Limpopo commended for indigenous knowledge partnerships

Wednesday, November 4, 2009

Polokwane - Science and Technology Minister Naledi Pandor has praised Limpopo for forging a partnership to reinforce a shared vision of building on indigenous knowledge for future generations.

The partnership includes the Limpopo Department of Agriculture, Prolinnova - an NGO-initiated programme - to build a global learning network to promote local innovation in ecologically-oriented agriculture - and the University of Limpopo.

"This partnership is an attempt to build capacity in rural communities and aims to eliminate poverty through integrated rural development programmes based on the indigenous knowledge of the community," said Pandor at an Indigenous Expo, on Tuesday.

She said the province's partnership set an excellent example that others would do well to follow, particularly universities that were situated in locations where a special relationship between themselves and the holders and owners of knowledge in their vicinity could be built.

"Where it is established that particular communities are 'resource rich but economically poor', concerted research and development interventions grounded in an indigenous knowledge should commence as a matter of priority," Pandor said.

She added that Limpopo's rich cultural and biological diversity, and the sterling work being done in indigenous knowledge, made it different from other provinces.

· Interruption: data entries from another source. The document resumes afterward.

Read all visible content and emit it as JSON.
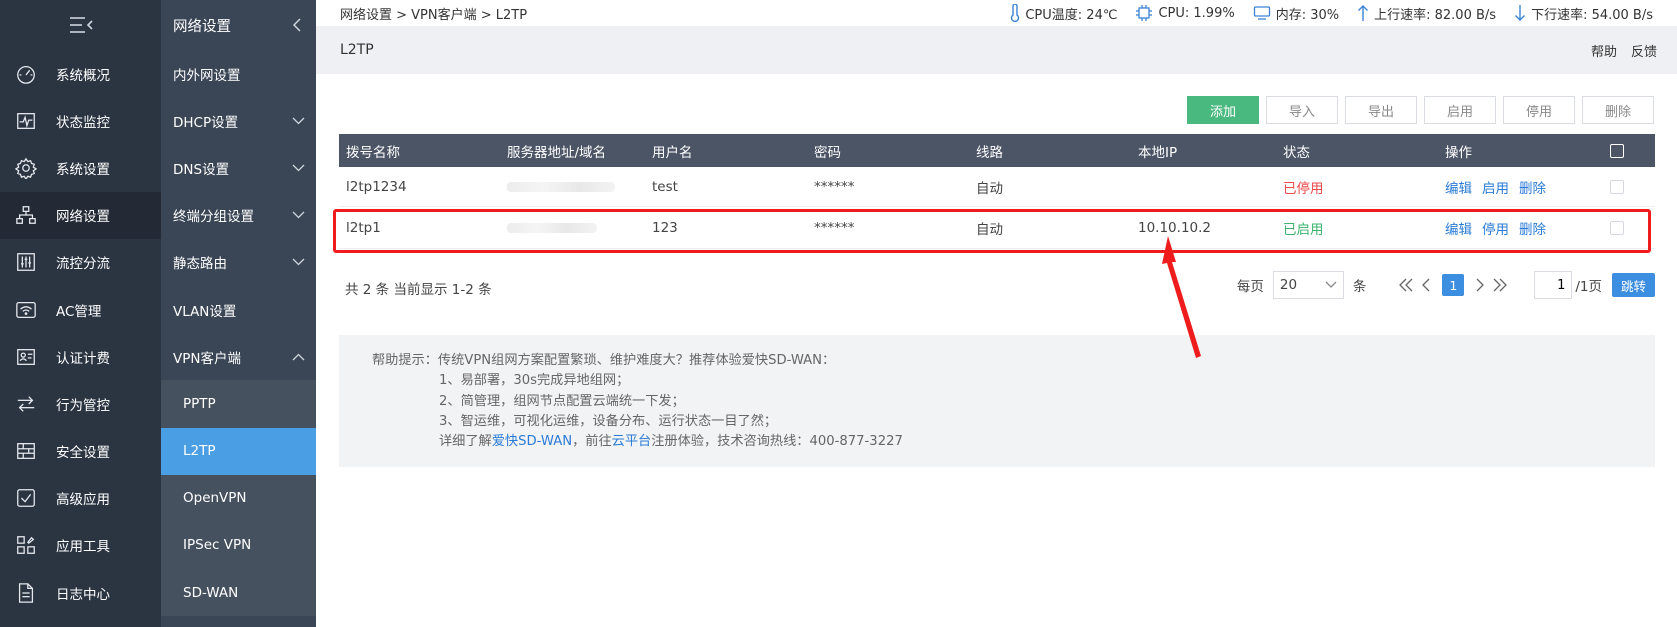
{
  "nav_primary": [
    {
      "label": "系统概况",
      "icon": "dashboard-icon"
    },
    {
      "label": "状态监控",
      "icon": "monitor-icon"
    },
    {
      "label": "系统设置",
      "icon": "gear-icon"
    },
    {
      "label": "网络设置",
      "icon": "network-icon"
    },
    {
      "label": "流控分流",
      "icon": "sliders-icon"
    },
    {
      "label": "AC管理",
      "icon": "wifi-icon"
    },
    {
      "label": "认证计费",
      "icon": "user-card-icon"
    },
    {
      "label": "行为管控",
      "icon": "transfer-icon"
    },
    {
      "label": "安全设置",
      "icon": "firewall-icon"
    },
    {
      "label": "高级应用",
      "icon": "check-box-icon"
    },
    {
      "label": "应用工具",
      "icon": "tools-icon"
    },
    {
      "label": "日志中心",
      "icon": "document-icon"
    }
  ],
  "nav_secondary": {
    "header": "网络设置",
    "items": [
      {
        "label": "内外网设置"
      },
      {
        "label": "DHCP设置"
      },
      {
        "label": "DNS设置"
      },
      {
        "label": "终端分组设置"
      },
      {
        "label": "静态路由"
      },
      {
        "label": "VLAN设置"
      },
      {
        "label": "VPN客户端"
      }
    ],
    "subitems": [
      {
        "label": "PPTP"
      },
      {
        "label": "L2TP"
      },
      {
        "label": "OpenVPN"
      },
      {
        "label": "IPSec VPN"
      },
      {
        "label": "SD-WAN"
      }
    ]
  },
  "breadcrumb": "网络设置 > VPN客户端 > L2TP",
  "stats": {
    "cpu_temp": "CPU温度: 24℃",
    "cpu": "CPU: 1.99%",
    "memory": "内存: 30%",
    "upload": "上行速率: 82.00 B/s",
    "download": "下行速率: 54.00 B/s"
  },
  "page": {
    "title": "L2TP",
    "help": "帮助",
    "feedback": "反馈"
  },
  "toolbar": {
    "add": "添加",
    "import": "导入",
    "export": "导出",
    "enable": "启用",
    "disable": "停用",
    "delete": "删除"
  },
  "table": {
    "headers": [
      "拨号名称",
      "服务器地址/域名",
      "用户名",
      "密码",
      "线路",
      "本地IP",
      "状态",
      "操作"
    ],
    "rows": [
      {
        "name": "l2tp1234",
        "user": "test",
        "password": "******",
        "line": "自动",
        "local_ip": "",
        "status": "已停用",
        "actions": [
          "编辑",
          "启用",
          "删除"
        ]
      },
      {
        "name": "l2tp1",
        "user": "123",
        "password": "******",
        "line": "自动",
        "local_ip": "10.10.10.2",
        "status": "已启用",
        "actions": [
          "编辑",
          "停用",
          "删除"
        ]
      }
    ]
  },
  "pagination": {
    "summary": "共 2 条 当前显示 1-2 条",
    "per_page_label": "每页",
    "per_page": "20",
    "unit": "条",
    "current": "1",
    "jump_value": "1",
    "total_pages": "/1页",
    "go": "跳转"
  },
  "help": {
    "line1": "帮助提示：传统VPN组网方案配置繁琐、维护难度大？推荐体验爱快SD-WAN：",
    "line2": "1、易部署，30s完成异地组网；",
    "line3": "2、简管理，组网节点配置云端统一下发；",
    "line4": "3、智运维，可视化运维，设备分布、运行状态一目了然；",
    "line5_a": "详细了解",
    "line5_link1": "爱快SD-WAN",
    "line5_b": "，前往",
    "line5_link2": "云平台",
    "line5_c": "注册体验，技术咨询热线：400-877-3227"
  },
  "colors": {
    "highlight": "#ee1c1c",
    "add_button": "#4ab97f",
    "link": "#2a7bd6",
    "status_disabled": "#ee4a4a",
    "status_enabled": "#3db46d"
  }
}
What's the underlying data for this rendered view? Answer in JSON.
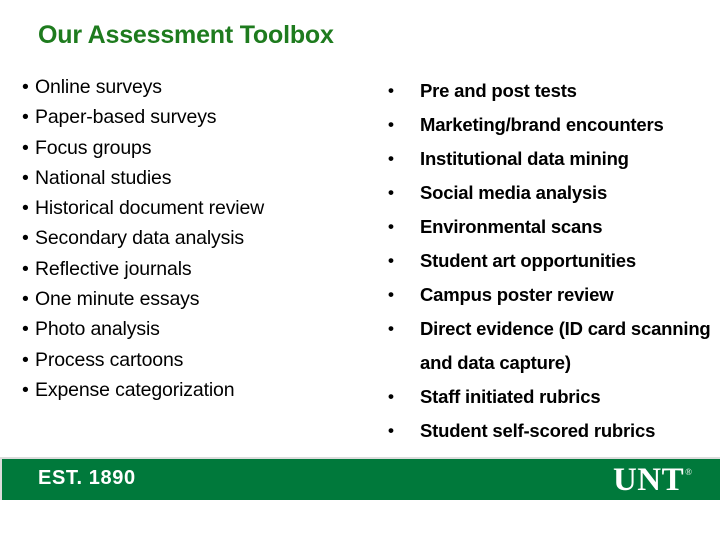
{
  "slide": {
    "title": "Our Assessment Toolbox",
    "title_color": "#1e7b1e",
    "background_color": "#ffffff"
  },
  "left_column": {
    "bullet_char": "•",
    "items": [
      {
        "label": "Online surveys"
      },
      {
        "label": "Paper-based surveys"
      },
      {
        "label": "Focus groups"
      },
      {
        "label": "National studies"
      },
      {
        "label": "Historical document review"
      },
      {
        "label": "Secondary data analysis"
      },
      {
        "label": "Reflective journals"
      },
      {
        "label": "One minute essays"
      },
      {
        "label": "Photo analysis"
      },
      {
        "label": "Process cartoons"
      },
      {
        "label": "Expense categorization"
      }
    ]
  },
  "right_column": {
    "bullet_char": "•",
    "items": [
      {
        "label": "Pre and post tests"
      },
      {
        "label": "Marketing/brand encounters"
      },
      {
        "label": "Institutional data mining"
      },
      {
        "label": "Social media analysis"
      },
      {
        "label": "Environmental scans"
      },
      {
        "label": "Student art opportunities"
      },
      {
        "label": "Campus poster review"
      },
      {
        "label": "Direct evidence (ID card scanning and data capture)"
      },
      {
        "label": "Staff initiated rubrics"
      },
      {
        "label": "Student self-scored rubrics"
      }
    ]
  },
  "footer": {
    "established_text": "EST. 1890",
    "logo_word": "UNT",
    "logo_trademark": "®",
    "bar_color": "#00793b",
    "text_color": "#ffffff"
  }
}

"We are proud of Limpopo's rich heritage, so beautifully demonstrated by the golden rhinoceros of Mapungubwe and the bracelet made from gold beads found at Thulamela," she said.

Pandor said this heritage posed an economic opportunity for local communities, but care had to be taken to ensure that the economic and cultural exploitation of natural, cultural and historic heritage was undertaken in a socially and environmentally sustainable way.

She added that it was important to remember that indigenous knowledge - and the local communities that sustained it - was a strategic resource and one that contributed to South Africa's national identity.

"We hope to identify Indigenous Knowledge Systems that have the potential to benefit a broader constituency, in some cases even an international constituency. We plan to form partnerships to develop promising indigenous knowledge systems for the most likely markets."